The depression was tough on Hudson’s Bay Oil & Gas, so much so that HBC’s new General Manager for Canada, Philip Chester, tried unsuccessfully to sell off the Company’s stake.  Instead, in 1931 HBC simply suspended further investment in HBOG.  In 1934 HBOG entered into an agreement with Imperial Oil subsidiary Northwest to permit Northwest to explore the Company’s holdings in exchange for a 50% share of any findings.  This was subsequently renewed until 1951.  In the early 1940s HBC’s investment in HBOG was reactivated and by the spring of 1943 the firm owned a dozen wells in Alberta’s Turner Valley, over 10% of the field’s production.   Over the next decade HBC would invest over $8 million in exploration and HBOG would hold over 4.3 million acres of known gas reserves, and over 80 producing wells.  By the late 1960s HBOG was Canada’s 3rd largest oil and gas producer, with 1,606 wells ad 11.2 millions acres under licence.  Earnings were twice those of HBC and equity worth four times as much.

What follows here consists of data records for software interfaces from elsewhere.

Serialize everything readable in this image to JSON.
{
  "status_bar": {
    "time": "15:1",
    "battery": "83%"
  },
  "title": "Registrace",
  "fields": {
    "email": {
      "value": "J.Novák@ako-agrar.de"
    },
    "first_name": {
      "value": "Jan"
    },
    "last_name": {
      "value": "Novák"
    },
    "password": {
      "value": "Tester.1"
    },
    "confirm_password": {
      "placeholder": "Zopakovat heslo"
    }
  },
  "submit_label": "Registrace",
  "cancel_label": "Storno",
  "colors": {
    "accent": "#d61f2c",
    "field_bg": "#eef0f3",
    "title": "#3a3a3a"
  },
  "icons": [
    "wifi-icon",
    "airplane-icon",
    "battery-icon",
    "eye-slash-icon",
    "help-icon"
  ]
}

In 1973 HBC acquired a stake in Siebens Oil & Gas, a company with a large exploration activity in the North Sea, financed by a swap of HBC’s mineral rights income in return for 3.2 million Siebens shares – or 35% of the company.  Siebens got much needed cash and HBC got a stake in the potentially lucrative North Sea.  In 1979 HBC sold its stake on to Dome Petroleum for $123 million of preferred shares.  The following year HBC acquired its last petroleum investment, Roxy Petroleum.


Exiting the Business

Hudson’s Bay Oil and Gas 1975 Annual Report Cover

By the early 1980s it was clear that HBC was over-extended and heavily in debt.  A decision to consolidate and focus on core business led HBC to dispose of non-retail assets.  The HBOG share was finally sold to Dome Petroleum in 1981. Dome had acquired 53% of HBOG from Conoco, as Continental was now known.  But its debt load was so large that it needed to capture all the minority shareholders, of which HBC’s 10.1% stake was the largest, in order to gain access to the company’s cash flow.  The sale was a complicated deal whereby HBC received 7.7 million shares of preferred stock valued at a fixed price of $57.50 per share, redeemable any time up to Dec. 31, 1984.  HBC exercised its option in 1983, realizing $455 million in much-needed cash.  Dome never recovered from its massive debt load and was finally sold to Amoco in 1989.  Today it is a wholly-owned subsidiary of Amoco Canada Petroleum Company, itself a wholly-owned subsidiary of Amoco Corporation.  

And what of Roxy? The sale of Roxy Petroleum to Westcoast Transmission in 1987 for $82 million marked the end of HBC’s foray into the oil business, after sixty-one years on the boom and bust oil & gas roller coaster.